I have a "first generation" 3D TV and I've noticed that the 3D effect disappears (or gets jumbled) during rapid motion on the screen. I'm wondering if a 120Hz 3D TV would have this same problem? I'm hoping that a 120Hz TV could give 60Hz to each eye vs the 30Hz I'm probably getting now.
Assuming it is an active 3D TV, yes it would help. However, the best 3D for motion is on passive 3D screens, but the option is more limited for passive TVs.
I just bought a Samsung UN50H6203 TV. I have it hooked up to a Yamaha RX-V377 receiver. I had a tech come out to hook everything up, including my Blu-ray player and my Panasonic PV-8451 VCR+. The VCR sound works, but I receive no picture. I have recorded quite a few TV specials, and shows over the years, and would like it to work. I know you can transfer from tape to DVD, but I feel it would be easier to fix the no picture issue. The tech was only there to set up my cable box. He plugged the composite cables (red, yellow, and white) from my VCR into the number four inputs in the back of the receiver. Do I need to hook up an HD converter box in order to get a picture?
You should be able to connect your receiver to your television without getting an HD converter box. You'll need another set of yellow/red/white cables. Plug one end of those into the "AV Out" outputs of the receiver, and then plug the other end into the "Component/AV-In" inputs on the back of your TV. You could also try just unplugging the cables from the receiver and plugging them from the VCR directly to the TV, just to make sure it works.
I currently have a Panasonic Plasma that looks great at 24p with blu-ray. But I no longer buy Blu-rays and play a lot of movies from Apple TV, which only outputs at 60p (no 24p). Can you explain how "Judder-free 24p via 60p" works, and is it possible to get a list of display recommendations that have this feature?
It's a reverse telecine feature, and means the TV can recognize the 24 fps video in the 60 hz signal and is able to adjust its refresh rate to display the video properly, judder-free. We don't have a full list, but all the Sony TVs we tested were able to do this consistently, as were our 120 hz Vizio M and P-series TVs (the 60 hz M-series TV may not be able to).

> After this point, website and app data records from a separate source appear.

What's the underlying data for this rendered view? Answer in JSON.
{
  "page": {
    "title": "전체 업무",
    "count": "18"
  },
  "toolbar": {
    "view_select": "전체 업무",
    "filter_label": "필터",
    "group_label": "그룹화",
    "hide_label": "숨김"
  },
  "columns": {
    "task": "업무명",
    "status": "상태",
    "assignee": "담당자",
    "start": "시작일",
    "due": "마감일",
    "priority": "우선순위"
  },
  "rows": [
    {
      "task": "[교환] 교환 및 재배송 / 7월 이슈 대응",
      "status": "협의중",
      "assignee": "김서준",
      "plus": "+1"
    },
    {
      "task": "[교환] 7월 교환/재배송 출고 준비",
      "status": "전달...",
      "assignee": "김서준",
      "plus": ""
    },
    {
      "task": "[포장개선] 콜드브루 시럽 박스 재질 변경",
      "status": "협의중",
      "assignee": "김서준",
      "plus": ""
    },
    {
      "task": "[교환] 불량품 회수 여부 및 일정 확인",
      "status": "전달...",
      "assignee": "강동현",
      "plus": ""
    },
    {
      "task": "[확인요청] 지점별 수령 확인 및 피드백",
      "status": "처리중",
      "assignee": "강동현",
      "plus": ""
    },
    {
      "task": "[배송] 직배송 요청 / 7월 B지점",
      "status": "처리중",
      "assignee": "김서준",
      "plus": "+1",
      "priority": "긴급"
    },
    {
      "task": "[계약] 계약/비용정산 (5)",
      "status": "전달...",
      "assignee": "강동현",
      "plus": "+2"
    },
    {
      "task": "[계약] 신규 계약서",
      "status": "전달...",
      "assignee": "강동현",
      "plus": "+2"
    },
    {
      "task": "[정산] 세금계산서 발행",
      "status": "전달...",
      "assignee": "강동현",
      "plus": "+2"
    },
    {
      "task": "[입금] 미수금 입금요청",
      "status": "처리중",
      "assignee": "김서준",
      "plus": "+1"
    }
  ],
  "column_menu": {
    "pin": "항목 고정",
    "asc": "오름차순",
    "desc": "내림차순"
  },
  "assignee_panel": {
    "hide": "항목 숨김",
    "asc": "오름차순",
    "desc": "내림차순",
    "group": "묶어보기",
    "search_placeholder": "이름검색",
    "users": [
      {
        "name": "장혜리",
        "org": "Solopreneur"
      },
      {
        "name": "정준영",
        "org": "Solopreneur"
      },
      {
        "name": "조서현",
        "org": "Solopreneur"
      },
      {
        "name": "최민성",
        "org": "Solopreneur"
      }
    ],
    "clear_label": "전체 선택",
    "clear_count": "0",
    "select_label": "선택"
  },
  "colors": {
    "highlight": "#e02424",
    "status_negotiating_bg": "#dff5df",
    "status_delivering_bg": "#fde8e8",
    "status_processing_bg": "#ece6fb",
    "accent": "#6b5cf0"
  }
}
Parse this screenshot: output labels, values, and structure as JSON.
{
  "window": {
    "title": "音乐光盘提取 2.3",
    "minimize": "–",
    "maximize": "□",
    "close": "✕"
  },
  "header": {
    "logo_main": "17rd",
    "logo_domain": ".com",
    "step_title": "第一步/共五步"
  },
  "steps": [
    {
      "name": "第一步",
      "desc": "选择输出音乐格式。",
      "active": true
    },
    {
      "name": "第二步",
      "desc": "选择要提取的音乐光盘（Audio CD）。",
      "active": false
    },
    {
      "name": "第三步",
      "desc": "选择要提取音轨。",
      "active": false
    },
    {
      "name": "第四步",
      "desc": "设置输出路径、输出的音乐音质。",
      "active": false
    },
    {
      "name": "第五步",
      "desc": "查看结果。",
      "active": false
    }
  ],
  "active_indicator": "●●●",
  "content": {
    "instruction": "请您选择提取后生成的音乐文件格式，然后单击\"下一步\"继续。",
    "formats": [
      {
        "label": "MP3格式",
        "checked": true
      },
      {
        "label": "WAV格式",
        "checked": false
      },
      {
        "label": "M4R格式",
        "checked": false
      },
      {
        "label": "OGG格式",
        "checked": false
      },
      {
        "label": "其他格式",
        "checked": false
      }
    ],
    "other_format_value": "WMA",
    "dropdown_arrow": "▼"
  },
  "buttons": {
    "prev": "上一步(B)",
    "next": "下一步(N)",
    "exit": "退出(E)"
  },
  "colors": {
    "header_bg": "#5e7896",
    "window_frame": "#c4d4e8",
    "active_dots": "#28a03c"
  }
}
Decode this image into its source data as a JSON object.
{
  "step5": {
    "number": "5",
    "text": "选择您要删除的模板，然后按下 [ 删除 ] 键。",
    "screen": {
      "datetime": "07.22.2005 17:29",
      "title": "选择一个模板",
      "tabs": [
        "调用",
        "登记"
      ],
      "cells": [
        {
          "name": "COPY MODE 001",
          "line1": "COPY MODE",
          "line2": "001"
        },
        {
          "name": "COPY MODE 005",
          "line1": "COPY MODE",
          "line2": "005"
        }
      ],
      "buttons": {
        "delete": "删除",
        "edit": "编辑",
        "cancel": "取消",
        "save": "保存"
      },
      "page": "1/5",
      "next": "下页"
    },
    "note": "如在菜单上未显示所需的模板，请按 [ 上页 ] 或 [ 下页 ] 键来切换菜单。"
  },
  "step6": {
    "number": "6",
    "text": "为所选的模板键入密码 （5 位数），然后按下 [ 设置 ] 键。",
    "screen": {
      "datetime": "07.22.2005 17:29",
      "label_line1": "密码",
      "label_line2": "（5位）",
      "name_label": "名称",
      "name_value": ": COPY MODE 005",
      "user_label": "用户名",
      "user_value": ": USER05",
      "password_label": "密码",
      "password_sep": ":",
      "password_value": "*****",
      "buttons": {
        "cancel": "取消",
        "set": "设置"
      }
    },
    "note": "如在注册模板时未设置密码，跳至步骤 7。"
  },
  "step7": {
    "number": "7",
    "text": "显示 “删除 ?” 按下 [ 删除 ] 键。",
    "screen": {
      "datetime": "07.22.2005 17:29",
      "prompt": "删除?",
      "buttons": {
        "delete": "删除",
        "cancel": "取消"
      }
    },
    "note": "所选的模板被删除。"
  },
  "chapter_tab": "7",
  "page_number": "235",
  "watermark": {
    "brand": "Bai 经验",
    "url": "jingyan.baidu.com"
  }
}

I am considering purchasing a new 50" TV in the next month or so. I am looking at the Vizio M50-C1 and the Samsung UN50JU7100.
I have a small apartment. The viewing angle is not important; I sit approximately 7-8 feet from the screen, directly in the middle/front. I enjoy movies, Netflix, Amazon Prime, etc. I do enjoy gaming on my Xbox One. I understand that 4K content is not in abundance currently, and that is not a big concern.
I was curious as to your opinion between the two models listed, or if you had a better recommendation. I understand you all are very busy. I thank you for taking the time to read my question.
For gaming, the JU7100 is definitely a better choice. It has much less blur on fast movement in video games, which is something you'll appreciate. Apart from that, both TVs are very good for overall picture quality.